### Supplied information ###

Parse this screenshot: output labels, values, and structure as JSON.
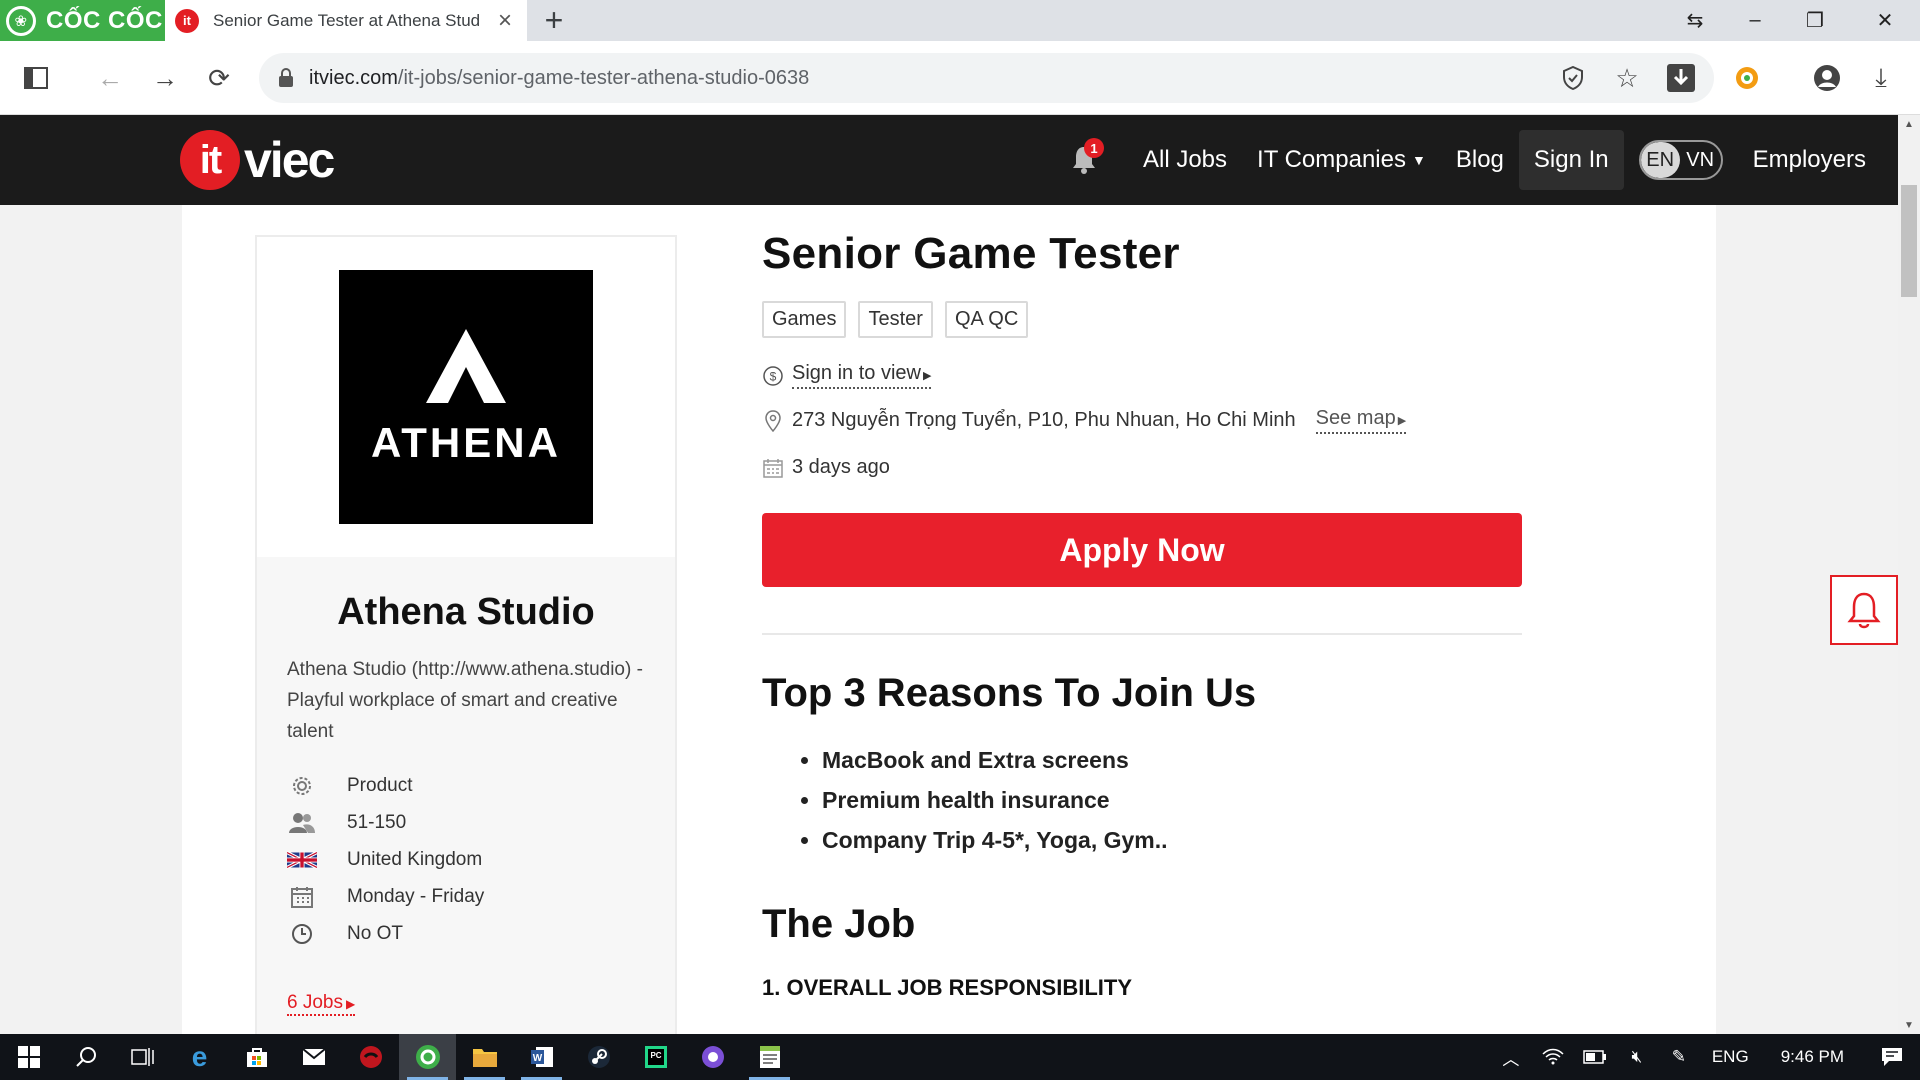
{
  "browser": {
    "brand": "CỐC CỐC",
    "tab_title": "Senior Game Tester at Athena Stud",
    "url_host": "itviec.com",
    "url_path": "/it-jobs/senior-game-tester-athena-studio-0638"
  },
  "site": {
    "logo_it": "it",
    "logo_viec": "viec",
    "notification_count": "1",
    "nav": {
      "all_jobs": "All Jobs",
      "it_companies": "IT Companies",
      "blog": "Blog",
      "sign_in": "Sign In",
      "lang_en": "EN",
      "lang_vn": "VN",
      "employers": "Employers"
    }
  },
  "company": {
    "logo_text": "ATHENA",
    "name": "Athena Studio",
    "description": "Athena Studio (http://www.athena.studio) - Playful workplace of smart and creative talent",
    "info": [
      {
        "icon": "gear-icon",
        "text": "Product"
      },
      {
        "icon": "people-icon",
        "text": "51-150"
      },
      {
        "icon": "uk-flag-icon",
        "text": "United Kingdom"
      },
      {
        "icon": "calendar-icon",
        "text": "Monday - Friday"
      },
      {
        "icon": "clock-icon",
        "text": "No OT"
      }
    ],
    "jobs_link": "6 Jobs"
  },
  "job": {
    "title": "Senior Game Tester",
    "tags": [
      "Games",
      "Tester",
      "QA QC"
    ],
    "salary": "Sign in to view",
    "address": "273 Nguyễn Trọng Tuyển, P10, Phu Nhuan, Ho Chi Minh",
    "see_map": "See map",
    "posted": "3 days ago",
    "apply": "Apply Now",
    "reasons_title": "Top 3 Reasons To Join Us",
    "reasons": [
      "MacBook and Extra screens",
      "Premium health insurance",
      "Company Trip 4-5*, Yoga, Gym.."
    ],
    "job_title_section": "The Job",
    "sub_heading": "1. OVERALL JOB RESPONSIBILITY"
  },
  "taskbar": {
    "lang": "ENG",
    "time": "9:46 PM"
  },
  "colors": {
    "accent_red": "#e31e24",
    "header_bg": "#1b1b1b",
    "browser_green": "#3eae49"
  }
}
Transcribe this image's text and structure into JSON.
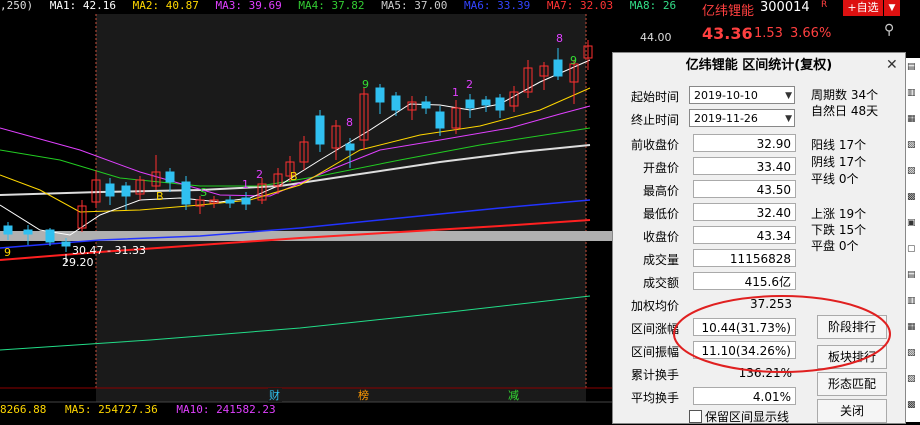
{
  "ma_bar": {
    "prefix": ",250)",
    "ma1": "MA1: 42.16",
    "ma2": "MA2: 40.87",
    "ma3": "MA3: 39.69",
    "ma4": "MA4: 37.82",
    "ma5": "MA5: 37.00",
    "ma6": "MA6: 33.39",
    "ma7": "MA7: 32.03",
    "ma8": "MA8: 26",
    "colors": {
      "prefix": "#dddddd",
      "ma1": "#ffffff",
      "ma2": "#ffd700",
      "ma3": "#e040ff",
      "ma4": "#33cc33",
      "ma5": "#cccccc",
      "ma6": "#3344ff",
      "ma7": "#ff3333",
      "ma8": "#33dd88"
    }
  },
  "stock": {
    "name": "亿纬锂能",
    "code": "300014",
    "badge": "R",
    "add_label": "+自选",
    "price": "43.36",
    "change": "1.53",
    "change_pct": "3.66%"
  },
  "axis": {
    "price_tick": "44.00"
  },
  "chart_annotations": {
    "low_label": "30.47 - 31.33",
    "low_point": "29.20",
    "markers": [
      "9",
      "B",
      "S",
      "1",
      "2",
      "B",
      "8",
      "9",
      "1",
      "2",
      "8",
      "9"
    ],
    "bottom_labels": [
      "财",
      "榜",
      "减"
    ]
  },
  "volume_bar": {
    "v0": "8266.88",
    "ma5": "MA5: 254727.36",
    "ma10": "MA10: 241582.23"
  },
  "dialog": {
    "title": "亿纬锂能 区间统计(复权)",
    "start_label": "起始时间",
    "start_value": "2019-10-10",
    "end_label": "终止时间",
    "end_value": "2019-11-26",
    "rows": [
      {
        "label": "前收盘价",
        "value": "32.90"
      },
      {
        "label": "开盘价",
        "value": "33.40"
      },
      {
        "label": "最高价",
        "value": "43.50"
      },
      {
        "label": "最低价",
        "value": "32.40"
      },
      {
        "label": "收盘价",
        "value": "43.34"
      },
      {
        "label": "成交量",
        "value": "11156828"
      },
      {
        "label": "成交额",
        "value": "415.6亿"
      },
      {
        "label": "加权均价",
        "value": "37.253"
      },
      {
        "label": "区间涨幅",
        "value": "10.44(31.73%)"
      },
      {
        "label": "区间振幅",
        "value": "11.10(34.26%)"
      },
      {
        "label": "累计换手",
        "value": "136.21%"
      },
      {
        "label": "平均换手",
        "value": "4.01%"
      }
    ],
    "stats": {
      "period": "周期数 34个",
      "natural_days": "自然日 48天",
      "yang": "阳线 17个",
      "yin": "阴线 17个",
      "flat_line": "平线 0个",
      "up": "上涨 19个",
      "down": "下跌 15个",
      "flat": "平盘 0个"
    },
    "buttons": {
      "stage_rank": "阶段排行",
      "sector_rank": "板块排行",
      "pattern_match": "形态匹配",
      "close": "关闭"
    },
    "checkbox_label": "保留区间显示线"
  }
}
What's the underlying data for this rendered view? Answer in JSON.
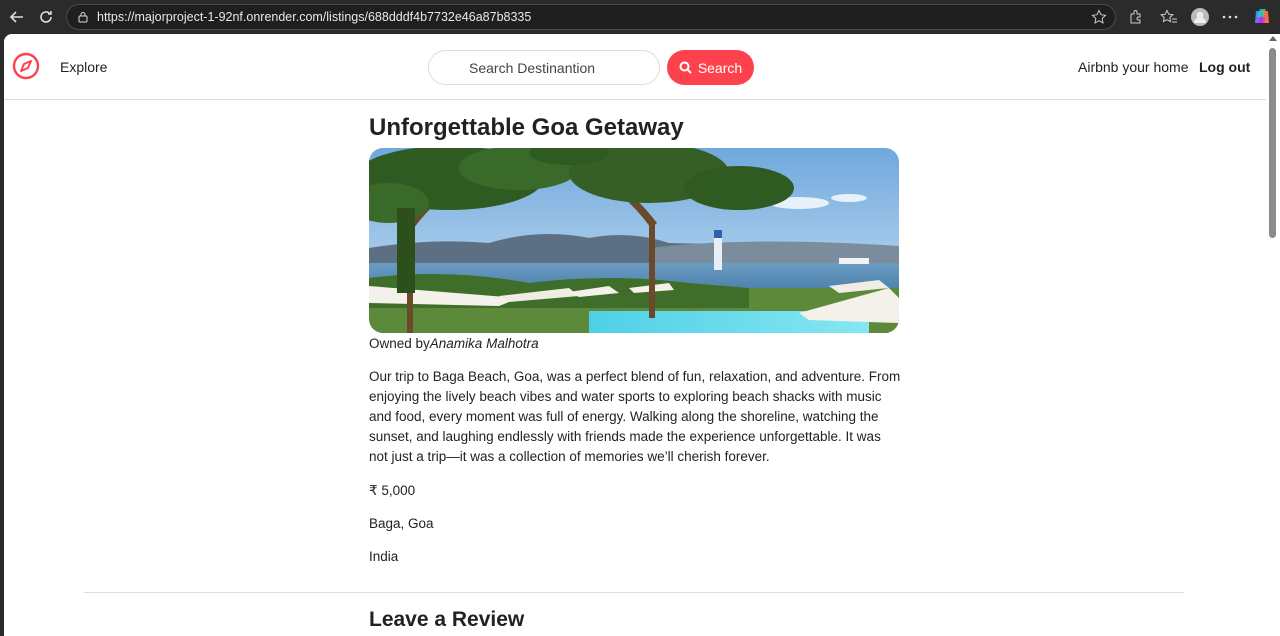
{
  "browser": {
    "url": "https://majorproject-1-92nf.onrender.com/listings/688dddf4b7732e46a87b8335"
  },
  "navbar": {
    "explore_label": "Explore",
    "search_placeholder": "Search Destinantion",
    "search_button_label": "Search",
    "host_link_label": "Airbnb your home",
    "logout_label": "Log out",
    "brand_color": "#fe424d"
  },
  "listing": {
    "title": "Unforgettable Goa Getaway",
    "owner_prefix": "Owned by",
    "owner_name": "Anamika Malhotra",
    "description": "Our trip to Baga Beach, Goa, was a perfect blend of fun, relaxation, and adventure. From enjoying the lively beach vibes and water sports to exploring beach shacks with music and food, every moment was full of energy. Walking along the shoreline, watching the sunset, and laughing endlessly with friends made the experience unforgettable. It was not just a trip—it was a collection of memories we’ll cherish forever.",
    "price": "₹ 5,000",
    "location": "Baga, Goa",
    "country": "India"
  },
  "review": {
    "heading": "Leave a Review"
  }
}
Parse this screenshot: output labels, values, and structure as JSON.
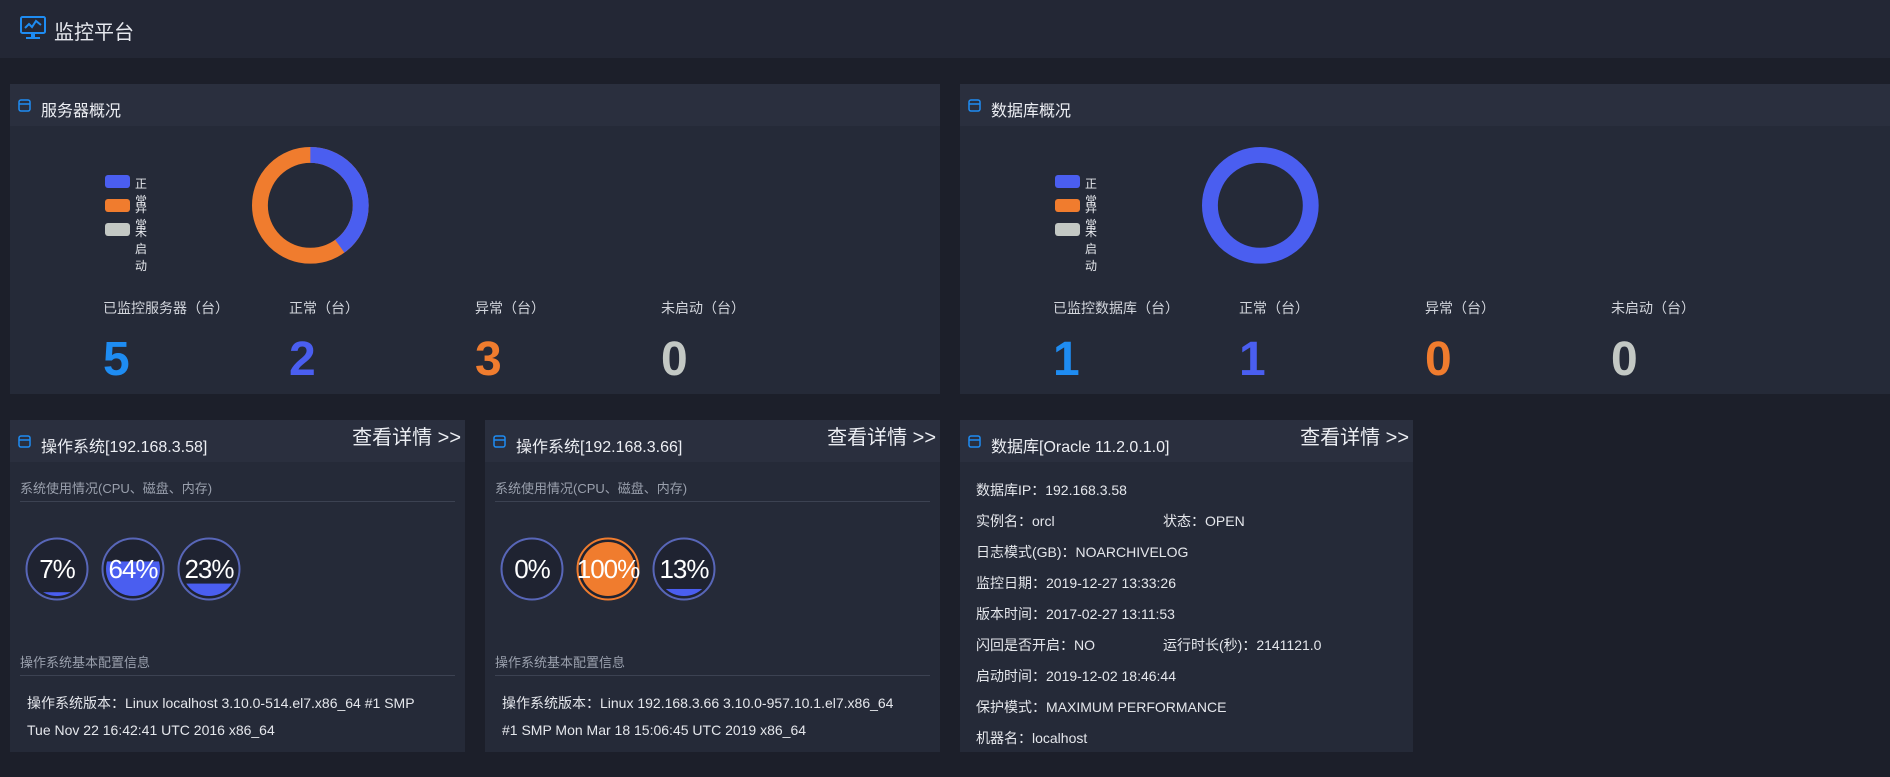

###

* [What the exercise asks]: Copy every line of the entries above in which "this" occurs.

* [Answer area]:
Parse this screenshot: output labels, values, and structure as JSON.
Transcribe this image's text and structure into JSON.
What's the underlying data for this rendered view? Answer in JSON.
Parse this screenshot: output labels, values, and structure as JSON.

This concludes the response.